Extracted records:
######

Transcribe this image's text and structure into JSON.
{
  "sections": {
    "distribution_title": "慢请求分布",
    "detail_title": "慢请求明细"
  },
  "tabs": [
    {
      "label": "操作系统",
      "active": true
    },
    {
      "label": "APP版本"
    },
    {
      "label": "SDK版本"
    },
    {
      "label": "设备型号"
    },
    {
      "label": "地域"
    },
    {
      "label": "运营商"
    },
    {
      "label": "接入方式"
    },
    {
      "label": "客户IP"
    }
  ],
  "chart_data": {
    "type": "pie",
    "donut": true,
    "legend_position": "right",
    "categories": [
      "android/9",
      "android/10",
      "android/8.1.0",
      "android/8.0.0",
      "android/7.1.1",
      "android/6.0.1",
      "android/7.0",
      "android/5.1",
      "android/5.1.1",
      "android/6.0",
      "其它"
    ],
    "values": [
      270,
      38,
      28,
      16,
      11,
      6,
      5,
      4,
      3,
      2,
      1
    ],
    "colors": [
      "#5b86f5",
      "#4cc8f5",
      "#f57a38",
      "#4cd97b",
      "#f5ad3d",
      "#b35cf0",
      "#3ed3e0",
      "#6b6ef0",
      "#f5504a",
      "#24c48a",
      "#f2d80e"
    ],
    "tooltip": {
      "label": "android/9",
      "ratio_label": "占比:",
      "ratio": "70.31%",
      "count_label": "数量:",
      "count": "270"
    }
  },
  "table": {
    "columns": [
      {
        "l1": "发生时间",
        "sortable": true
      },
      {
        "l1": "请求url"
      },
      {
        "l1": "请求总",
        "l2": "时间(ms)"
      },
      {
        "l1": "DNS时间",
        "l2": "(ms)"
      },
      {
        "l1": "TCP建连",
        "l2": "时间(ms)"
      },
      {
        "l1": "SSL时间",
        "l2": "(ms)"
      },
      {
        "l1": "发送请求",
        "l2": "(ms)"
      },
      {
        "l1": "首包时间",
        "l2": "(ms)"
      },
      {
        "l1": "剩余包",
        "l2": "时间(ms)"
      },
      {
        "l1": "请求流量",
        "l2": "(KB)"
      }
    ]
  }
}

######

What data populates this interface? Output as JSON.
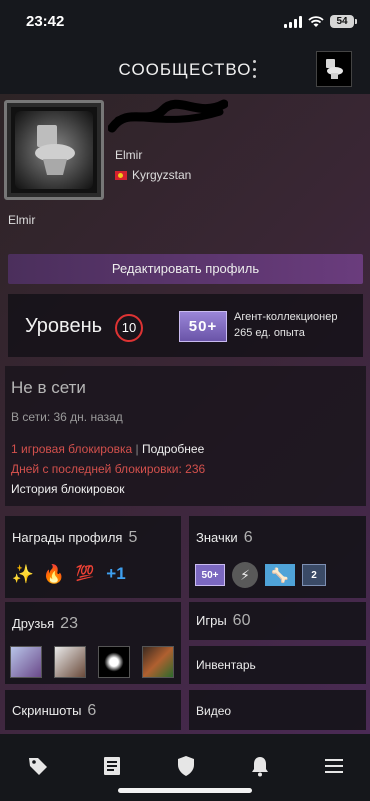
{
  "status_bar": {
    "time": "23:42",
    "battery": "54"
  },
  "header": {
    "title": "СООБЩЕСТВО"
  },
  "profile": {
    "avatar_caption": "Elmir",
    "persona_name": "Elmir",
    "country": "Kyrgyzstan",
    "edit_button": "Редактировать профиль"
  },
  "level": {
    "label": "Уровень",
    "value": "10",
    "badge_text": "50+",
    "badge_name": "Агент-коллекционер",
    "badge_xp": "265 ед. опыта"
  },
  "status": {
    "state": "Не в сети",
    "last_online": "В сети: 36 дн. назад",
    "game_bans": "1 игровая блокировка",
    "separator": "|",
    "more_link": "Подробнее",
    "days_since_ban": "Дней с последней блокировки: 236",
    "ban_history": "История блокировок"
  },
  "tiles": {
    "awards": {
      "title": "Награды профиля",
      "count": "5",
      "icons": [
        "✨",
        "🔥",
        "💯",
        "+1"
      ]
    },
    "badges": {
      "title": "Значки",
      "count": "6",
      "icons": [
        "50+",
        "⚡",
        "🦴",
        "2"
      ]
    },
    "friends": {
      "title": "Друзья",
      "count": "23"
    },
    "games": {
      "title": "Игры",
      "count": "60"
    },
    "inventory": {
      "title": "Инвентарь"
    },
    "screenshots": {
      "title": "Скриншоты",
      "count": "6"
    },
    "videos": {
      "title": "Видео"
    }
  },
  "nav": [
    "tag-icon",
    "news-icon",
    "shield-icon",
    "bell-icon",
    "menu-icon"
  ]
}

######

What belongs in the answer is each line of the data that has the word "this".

- Answer section -
Transcribe this image's text and structure into JSON.
What data populates this interface? Output as JSON.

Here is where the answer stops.